A non-quantitative way to think about fame, how to increase it, and how to manage it.
By Mark D. Harris
(Fame) I’m gonna live forever I’m gonna learn how to fly (High) I feel it coming together People will see me and cry (Fame) I’m gonna make it to heaven Light up the sky like a flame (Fame) I’m gonna live forever Baby, remember my name (Remember, remember, remember, remember) (Remember, remember, remember, remember)

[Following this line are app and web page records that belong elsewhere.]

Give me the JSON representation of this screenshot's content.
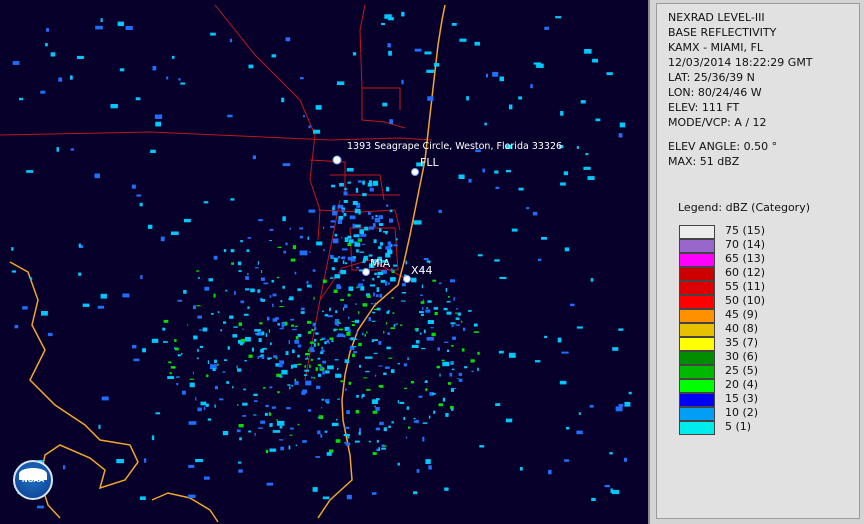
{
  "map": {
    "labels": {
      "address": "1393 Seagrape Circle, Weston, Florida 33326",
      "fll": "FLL",
      "mia": "MIA",
      "x44": "X44"
    },
    "colors": {
      "background": "#06002b",
      "coastline": "#f2a52a",
      "roads": "#c0171b",
      "echo_light": "#00c8ff",
      "echo_mid": "#1f6fff",
      "echo_green": "#00e000"
    },
    "logo": "noaa-logo",
    "logo_text": "NOAA"
  },
  "panel": {
    "product": "NEXRAD LEVEL-III",
    "product_type": "BASE REFLECTIVITY",
    "station": "KAMX - MIAMI, FL",
    "datetime": "12/03/2014 18:22:29 GMT",
    "lat": "LAT: 25/36/39 N",
    "lon": "LON: 80/24/46 W",
    "elev": "ELEV: 111 FT",
    "mode": "MODE/VCP: A / 12",
    "elev_angle": "ELEV ANGLE: 0.50 °",
    "max": "MAX: 51 dBZ",
    "legend_title": "Legend: dBZ (Category)",
    "legend": [
      {
        "label": "75  (15)",
        "color": "#ececec"
      },
      {
        "label": "70  (14)",
        "color": "#9966cc"
      },
      {
        "label": "65  (13)",
        "color": "#ff00ff"
      },
      {
        "label": "60  (12)",
        "color": "#cc0000"
      },
      {
        "label": "55  (11)",
        "color": "#dd0000"
      },
      {
        "label": "50  (10)",
        "color": "#ff0000"
      },
      {
        "label": "45  (9)",
        "color": "#ff9000"
      },
      {
        "label": "40  (8)",
        "color": "#e7c000"
      },
      {
        "label": "35  (7)",
        "color": "#ffff00"
      },
      {
        "label": "30  (6)",
        "color": "#008e00"
      },
      {
        "label": "25  (5)",
        "color": "#00b800"
      },
      {
        "label": "20  (4)",
        "color": "#00ff00"
      },
      {
        "label": "15  (3)",
        "color": "#0000f5"
      },
      {
        "label": "10  (2)",
        "color": "#009ff5"
      },
      {
        "label": "5  (1)",
        "color": "#00ecec"
      }
    ]
  }
}
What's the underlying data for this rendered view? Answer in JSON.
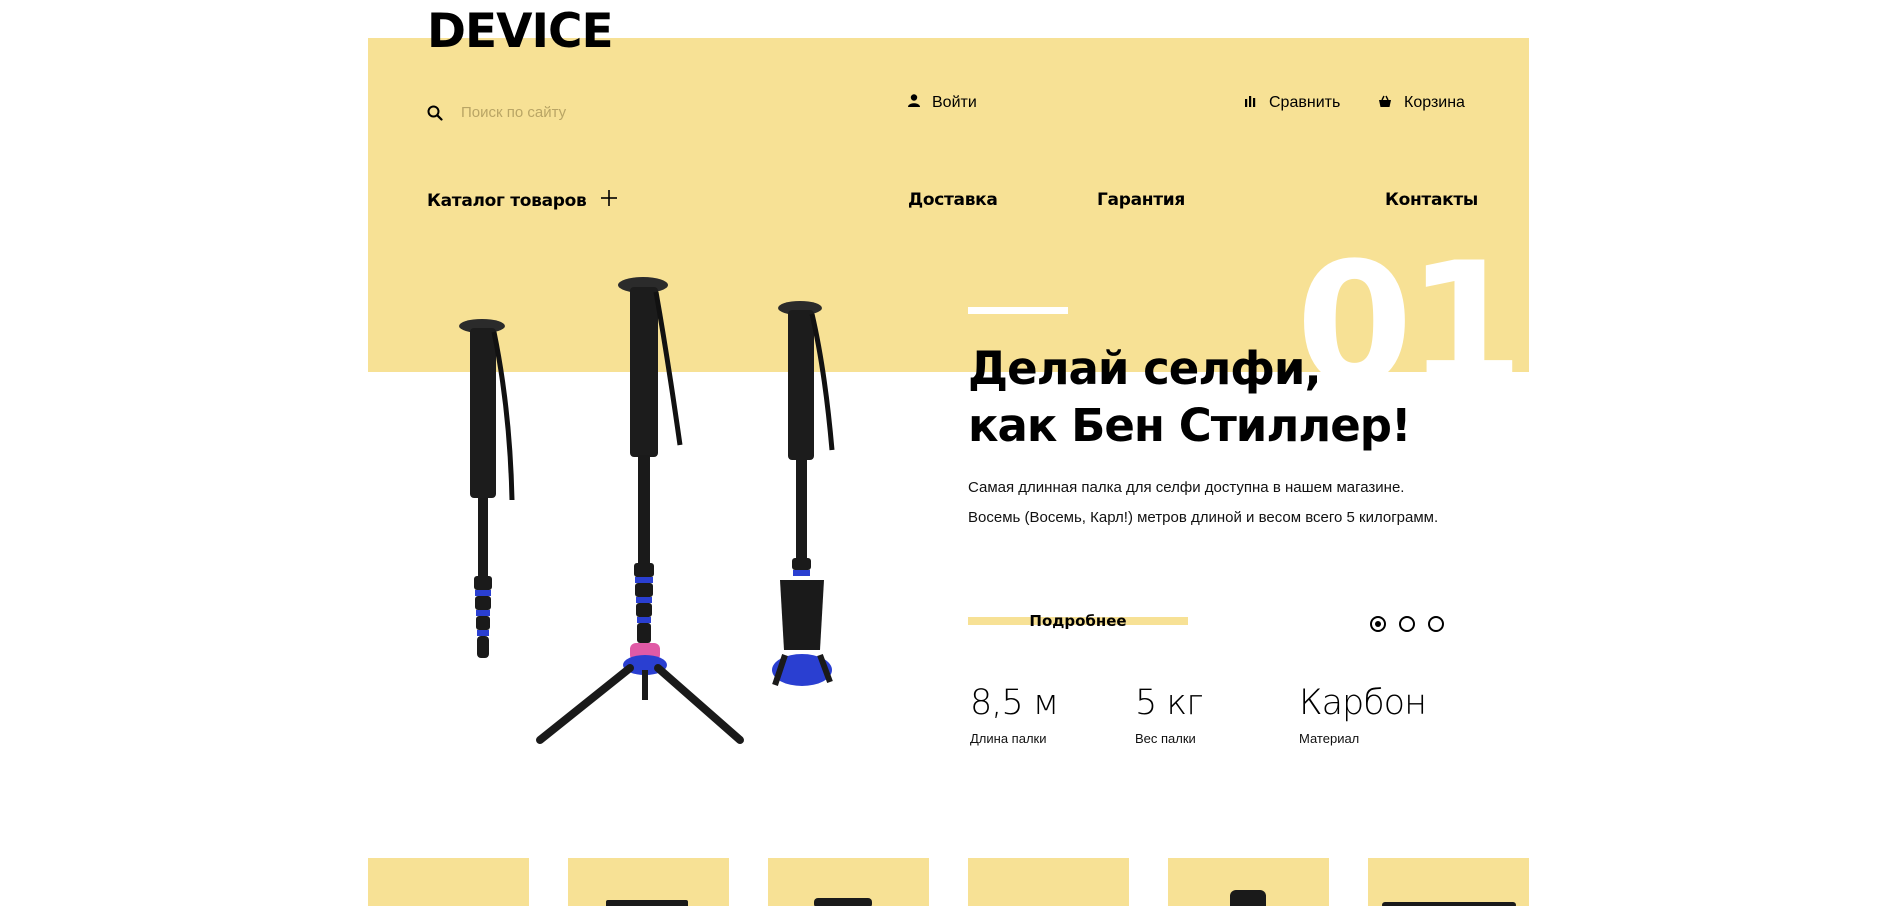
{
  "header": {
    "logo": "DEVICE",
    "search": {
      "placeholder": "Поиск по сайту",
      "icon": "search-icon"
    },
    "login": {
      "label": "Войти",
      "icon": "user-icon"
    },
    "compare": {
      "label": "Сравнить",
      "icon": "bar-chart-icon"
    },
    "cart": {
      "label": "Корзина",
      "icon": "basket-icon"
    }
  },
  "nav": {
    "catalog": "Каталог товаров",
    "delivery": "Доставка",
    "warranty": "Гарантия",
    "contacts": "Контакты"
  },
  "slider": {
    "number": "01",
    "headline_line1": "Делай селфи,",
    "headline_line2": "как Бен Стиллер!",
    "description_line1": "Самая длинная палка для селфи доступна в нашем магазине.",
    "description_line2": "Восемь (Восемь, Карл!) метров длиной и весом всего 5 килограмм.",
    "more_button": "Подробнее",
    "dots_count": 3,
    "active_dot": 1
  },
  "specs": [
    {
      "value": "8,5 м",
      "caption": "Длина палки"
    },
    {
      "value": "5 кг",
      "caption": "Вес палки"
    },
    {
      "value": "Карбон",
      "caption": "Материал"
    }
  ],
  "colors": {
    "accent_yellow": "#f7e195",
    "text": "#000000",
    "background": "#ffffff"
  }
}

When Irene Cara sang those words in 1982, she was predicting her future fame, and echoing a dream of people throughout the ages. Napoleon Bonaparte reputedly said, “glory is fleeting, but obscurity is forever.” Thousands of years before, women rejoiced with Naomi at the birth of her grandson Obed, saying “may his name become famous in Israel (Ruth 4:15).” From the Gong Show to American Idol, from the high school gridiron to the Super Bowl, and from the county seat to the White House, many people are willing to do almost anything for fame.